#### Brief
Quote the whole listing word for word, please.

#### The data
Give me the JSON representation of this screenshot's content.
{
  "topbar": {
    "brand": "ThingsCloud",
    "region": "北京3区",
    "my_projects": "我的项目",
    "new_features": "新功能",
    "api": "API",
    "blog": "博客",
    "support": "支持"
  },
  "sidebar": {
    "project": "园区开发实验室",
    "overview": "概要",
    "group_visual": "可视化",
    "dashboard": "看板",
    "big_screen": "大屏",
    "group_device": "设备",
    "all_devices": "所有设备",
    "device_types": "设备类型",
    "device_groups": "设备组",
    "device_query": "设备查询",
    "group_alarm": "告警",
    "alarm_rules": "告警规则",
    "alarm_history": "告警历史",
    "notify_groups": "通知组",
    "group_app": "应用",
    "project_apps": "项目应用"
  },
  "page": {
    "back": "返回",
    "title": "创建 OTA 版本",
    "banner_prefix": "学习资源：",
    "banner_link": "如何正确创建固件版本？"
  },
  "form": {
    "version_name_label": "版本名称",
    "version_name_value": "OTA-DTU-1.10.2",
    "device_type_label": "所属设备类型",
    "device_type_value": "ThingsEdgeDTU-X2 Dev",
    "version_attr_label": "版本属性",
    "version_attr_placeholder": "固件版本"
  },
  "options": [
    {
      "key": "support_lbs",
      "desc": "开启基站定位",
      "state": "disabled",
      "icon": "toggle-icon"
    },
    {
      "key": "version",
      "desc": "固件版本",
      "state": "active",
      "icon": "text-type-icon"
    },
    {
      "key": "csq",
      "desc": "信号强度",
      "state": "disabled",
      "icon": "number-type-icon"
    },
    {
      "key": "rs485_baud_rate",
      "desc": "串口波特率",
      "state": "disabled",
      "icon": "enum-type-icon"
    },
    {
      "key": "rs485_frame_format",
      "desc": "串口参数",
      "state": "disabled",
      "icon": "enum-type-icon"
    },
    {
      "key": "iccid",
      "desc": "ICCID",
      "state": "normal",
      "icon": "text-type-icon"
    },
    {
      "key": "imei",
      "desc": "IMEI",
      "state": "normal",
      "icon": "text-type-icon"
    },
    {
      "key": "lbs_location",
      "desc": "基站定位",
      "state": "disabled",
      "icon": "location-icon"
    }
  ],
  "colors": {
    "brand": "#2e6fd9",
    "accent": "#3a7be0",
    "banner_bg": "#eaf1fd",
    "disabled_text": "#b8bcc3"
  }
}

#### Task solution
Give me the JSON representation of this screenshot's content.
{
  "topbar": {
    "brand": "ThingsCloud",
    "region": "北京3区",
    "my_projects": "我的项目",
    "new_features": "新功能",
    "api": "API",
    "blog": "博客",
    "support": "支持"
  },
  "sidebar": {
    "project": "园区开发实验室",
    "overview": "概要",
    "group_visual": "可视化",
    "dashboard": "看板",
    "big_screen": "大屏",
    "group_device": "设备",
    "all_devices": "所有设备",
    "device_types": "设备类型",
    "device_groups": "设备组",
    "device_query": "设备查询",
    "group_alarm": "告警",
    "alarm_rules": "告警规则",
    "alarm_history": "告警历史",
    "notify_groups": "通知组",
    "group_app": "应用",
    "project_apps": "项目应用"
  },
  "page": {
    "back": "返回",
    "title": "创建 OTA 版本",
    "banner_prefix": "学习资源：",
    "banner_link": "如何正确创建固件版本？"
  },
  "form": {
    "version_name_label": "版本名称",
    "version_name_value": "OTA-DTU-1.10.2",
    "device_type_label": "所属设备类型",
    "device_type_value": "ThingsEdgeDTU-X2 Dev",
    "version_attr_label": "版本属性",
    "version_attr_placeholder": "固件版本"
  },
  "options": [
    {
      "key": "support_lbs",
      "desc": "开启基站定位",
      "state": "disabled",
      "icon": "toggle-icon"
    },
    {
      "key": "version",
      "desc": "固件版本",
      "state": "active",
      "icon": "text-type-icon"
    },
    {
      "key": "csq",
      "desc": "信号强度",
      "state": "disabled",
      "icon": "number-type-icon"
    },
    {
      "key": "rs485_baud_rate",
      "desc": "串口波特率",
      "state": "disabled",
      "icon": "enum-type-icon"
    },
    {
      "key": "rs485_frame_format",
      "desc": "串口参数",
      "state": "disabled",
      "icon": "enum-type-icon"
    },
    {
      "key": "iccid",
      "desc": "ICCID",
      "state": "normal",
      "icon": "text-type-icon"
    },
    {
      "key": "imei",
      "desc": "IMEI",
      "state": "normal",
      "icon": "text-type-icon"
    },
    {
      "key": "lbs_location",
      "desc": "基站定位",
      "state": "disabled",
      "icon": "location-icon"
    }
  ],
  "colors": {
    "brand": "#2e6fd9",
    "accent": "#3a7be0",
    "banner_bg": "#eaf1fd",
    "disabled_text": "#b8bcc3"
  }
}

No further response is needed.